%%

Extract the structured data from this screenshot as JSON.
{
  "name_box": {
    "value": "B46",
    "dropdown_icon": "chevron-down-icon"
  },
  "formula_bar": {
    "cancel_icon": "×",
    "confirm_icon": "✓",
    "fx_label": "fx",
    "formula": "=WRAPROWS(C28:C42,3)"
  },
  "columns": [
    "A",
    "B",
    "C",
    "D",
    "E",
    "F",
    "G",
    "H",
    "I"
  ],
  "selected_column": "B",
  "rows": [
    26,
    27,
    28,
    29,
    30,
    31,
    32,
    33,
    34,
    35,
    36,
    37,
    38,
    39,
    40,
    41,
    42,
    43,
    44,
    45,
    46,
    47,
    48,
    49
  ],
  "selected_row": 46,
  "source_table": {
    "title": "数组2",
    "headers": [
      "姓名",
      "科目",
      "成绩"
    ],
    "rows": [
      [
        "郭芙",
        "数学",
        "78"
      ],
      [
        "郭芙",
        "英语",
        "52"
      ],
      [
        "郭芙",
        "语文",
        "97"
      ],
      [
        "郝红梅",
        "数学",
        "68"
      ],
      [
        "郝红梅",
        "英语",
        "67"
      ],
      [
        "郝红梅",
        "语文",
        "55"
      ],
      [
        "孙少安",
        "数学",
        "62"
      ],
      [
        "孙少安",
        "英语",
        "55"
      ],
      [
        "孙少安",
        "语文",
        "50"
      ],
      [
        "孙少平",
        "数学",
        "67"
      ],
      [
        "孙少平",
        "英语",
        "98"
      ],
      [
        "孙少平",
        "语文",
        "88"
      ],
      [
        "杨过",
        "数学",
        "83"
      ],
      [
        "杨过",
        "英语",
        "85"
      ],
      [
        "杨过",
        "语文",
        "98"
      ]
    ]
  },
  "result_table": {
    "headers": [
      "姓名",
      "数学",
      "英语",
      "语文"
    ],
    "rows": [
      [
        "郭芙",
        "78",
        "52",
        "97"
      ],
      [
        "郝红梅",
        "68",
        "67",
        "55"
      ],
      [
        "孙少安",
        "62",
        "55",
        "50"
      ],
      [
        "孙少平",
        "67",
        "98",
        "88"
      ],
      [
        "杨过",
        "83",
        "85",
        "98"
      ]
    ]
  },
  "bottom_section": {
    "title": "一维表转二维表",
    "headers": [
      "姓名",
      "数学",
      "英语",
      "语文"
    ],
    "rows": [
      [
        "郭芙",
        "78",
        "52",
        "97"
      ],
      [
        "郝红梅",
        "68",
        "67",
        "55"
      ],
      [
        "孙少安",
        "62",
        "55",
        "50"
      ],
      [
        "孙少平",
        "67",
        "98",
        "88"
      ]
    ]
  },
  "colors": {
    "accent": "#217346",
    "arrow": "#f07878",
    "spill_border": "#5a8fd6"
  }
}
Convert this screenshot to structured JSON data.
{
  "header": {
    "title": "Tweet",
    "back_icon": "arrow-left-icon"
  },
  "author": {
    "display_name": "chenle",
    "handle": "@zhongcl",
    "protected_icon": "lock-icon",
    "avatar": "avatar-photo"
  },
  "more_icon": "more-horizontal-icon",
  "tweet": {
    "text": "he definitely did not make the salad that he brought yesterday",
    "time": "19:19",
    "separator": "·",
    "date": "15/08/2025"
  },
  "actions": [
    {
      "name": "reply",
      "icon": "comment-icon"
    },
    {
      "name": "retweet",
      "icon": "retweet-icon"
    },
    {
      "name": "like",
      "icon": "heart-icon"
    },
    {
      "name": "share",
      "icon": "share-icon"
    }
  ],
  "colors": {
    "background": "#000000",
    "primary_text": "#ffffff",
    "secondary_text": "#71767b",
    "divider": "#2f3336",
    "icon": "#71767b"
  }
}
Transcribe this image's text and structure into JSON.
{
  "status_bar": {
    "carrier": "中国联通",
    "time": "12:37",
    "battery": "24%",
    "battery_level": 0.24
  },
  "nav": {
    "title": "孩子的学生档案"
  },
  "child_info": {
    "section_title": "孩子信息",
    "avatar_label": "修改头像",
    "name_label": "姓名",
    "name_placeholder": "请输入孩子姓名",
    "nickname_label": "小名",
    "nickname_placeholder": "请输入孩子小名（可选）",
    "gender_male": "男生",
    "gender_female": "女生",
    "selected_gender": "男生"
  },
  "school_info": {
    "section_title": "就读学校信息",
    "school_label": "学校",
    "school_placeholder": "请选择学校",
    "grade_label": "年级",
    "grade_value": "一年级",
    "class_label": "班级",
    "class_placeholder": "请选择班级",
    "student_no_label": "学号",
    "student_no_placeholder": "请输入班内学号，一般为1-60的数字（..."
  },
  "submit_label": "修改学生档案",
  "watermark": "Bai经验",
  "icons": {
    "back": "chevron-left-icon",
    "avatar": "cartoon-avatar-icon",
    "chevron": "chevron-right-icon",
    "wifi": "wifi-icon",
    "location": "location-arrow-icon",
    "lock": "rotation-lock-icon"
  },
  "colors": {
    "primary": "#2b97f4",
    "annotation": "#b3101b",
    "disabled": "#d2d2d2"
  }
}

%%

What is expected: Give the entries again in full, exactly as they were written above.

Completed task:
Extract the structured data from this screenshot as JSON.
{
  "name_box": {
    "value": "B46",
    "dropdown_icon": "chevron-down-icon"
  },
  "formula_bar": {
    "cancel_icon": "×",
    "confirm_icon": "✓",
    "fx_label": "fx",
    "formula": "=WRAPROWS(C28:C42,3)"
  },
  "columns": [
    "A",
    "B",
    "C",
    "D",
    "E",
    "F",
    "G",
    "H",
    "I"
  ],
  "selected_column": "B",
  "rows": [
    26,
    27,
    28,
    29,
    30,
    31,
    32,
    33,
    34,
    35,
    36,
    37,
    38,
    39,
    40,
    41,
    42,
    43,
    44,
    45,
    46,
    47,
    48,
    49
  ],
  "selected_row": 46,
  "source_table": {
    "title": "数组2",
    "headers": [
      "姓名",
      "科目",
      "成绩"
    ],
    "rows": [
      [
        "郭芙",
        "数学",
        "78"
      ],
      [
        "郭芙",
        "英语",
        "52"
      ],
      [
        "郭芙",
        "语文",
        "97"
      ],
      [
        "郝红梅",
        "数学",
        "68"
      ],
      [
        "郝红梅",
        "英语",
        "67"
      ],
      [
        "郝红梅",
        "语文",
        "55"
      ],
      [
        "孙少安",
        "数学",
        "62"
      ],
      [
        "孙少安",
        "英语",
        "55"
      ],
      [
        "孙少安",
        "语文",
        "50"
      ],
      [
        "孙少平",
        "数学",
        "67"
      ],
      [
        "孙少平",
        "英语",
        "98"
      ],
      [
        "孙少平",
        "语文",
        "88"
      ],
      [
        "杨过",
        "数学",
        "83"
      ],
      [
        "杨过",
        "英语",
        "85"
      ],
      [
        "杨过",
        "语文",
        "98"
      ]
    ]
  },
  "result_table": {
    "headers": [
      "姓名",
      "数学",
      "英语",
      "语文"
    ],
    "rows": [
      [
        "郭芙",
        "78",
        "52",
        "97"
      ],
      [
        "郝红梅",
        "68",
        "67",
        "55"
      ],
      [
        "孙少安",
        "62",
        "55",
        "50"
      ],
      [
        "孙少平",
        "67",
        "98",
        "88"
      ],
      [
        "杨过",
        "83",
        "85",
        "98"
      ]
    ]
  },
  "bottom_section": {
    "title": "一维表转二维表",
    "headers": [
      "姓名",
      "数学",
      "英语",
      "语文"
    ],
    "rows": [
      [
        "郭芙",
        "78",
        "52",
        "97"
      ],
      [
        "郝红梅",
        "68",
        "67",
        "55"
      ],
      [
        "孙少安",
        "62",
        "55",
        "50"
      ],
      [
        "孙少平",
        "67",
        "98",
        "88"
      ]
    ]
  },
  "colors": {
    "accent": "#217346",
    "arrow": "#f07878",
    "spill_border": "#5a8fd6"
  }
}
Convert this screenshot to structured JSON data.
{
  "header": {
    "title": "Tweet",
    "back_icon": "arrow-left-icon"
  },
  "author": {
    "display_name": "chenle",
    "handle": "@zhongcl",
    "protected_icon": "lock-icon",
    "avatar": "avatar-photo"
  },
  "more_icon": "more-horizontal-icon",
  "tweet": {
    "text": "he definitely did not make the salad that he brought yesterday",
    "time": "19:19",
    "separator": "·",
    "date": "15/08/2025"
  },
  "actions": [
    {
      "name": "reply",
      "icon": "comment-icon"
    },
    {
      "name": "retweet",
      "icon": "retweet-icon"
    },
    {
      "name": "like",
      "icon": "heart-icon"
    },
    {
      "name": "share",
      "icon": "share-icon"
    }
  ],
  "colors": {
    "background": "#000000",
    "primary_text": "#ffffff",
    "secondary_text": "#71767b",
    "divider": "#2f3336",
    "icon": "#71767b"
  }
}
Transcribe this image's text and structure into JSON.
{
  "status_bar": {
    "carrier": "中国联通",
    "time": "12:37",
    "battery": "24%",
    "battery_level": 0.24
  },
  "nav": {
    "title": "孩子的学生档案"
  },
  "child_info": {
    "section_title": "孩子信息",
    "avatar_label": "修改头像",
    "name_label": "姓名",
    "name_placeholder": "请输入孩子姓名",
    "nickname_label": "小名",
    "nickname_placeholder": "请输入孩子小名（可选）",
    "gender_male": "男生",
    "gender_female": "女生",
    "selected_gender": "男生"
  },
  "school_info": {
    "section_title": "就读学校信息",
    "school_label": "学校",
    "school_placeholder": "请选择学校",
    "grade_label": "年级",
    "grade_value": "一年级",
    "class_label": "班级",
    "class_placeholder": "请选择班级",
    "student_no_label": "学号",
    "student_no_placeholder": "请输入班内学号，一般为1-60的数字（..."
  },
  "submit_label": "修改学生档案",
  "watermark": "Bai经验",
  "icons": {
    "back": "chevron-left-icon",
    "avatar": "cartoon-avatar-icon",
    "chevron": "chevron-right-icon",
    "wifi": "wifi-icon",
    "location": "location-arrow-icon",
    "lock": "rotation-lock-icon"
  },
  "colors": {
    "primary": "#2b97f4",
    "annotation": "#b3101b",
    "disabled": "#d2d2d2"
  }
}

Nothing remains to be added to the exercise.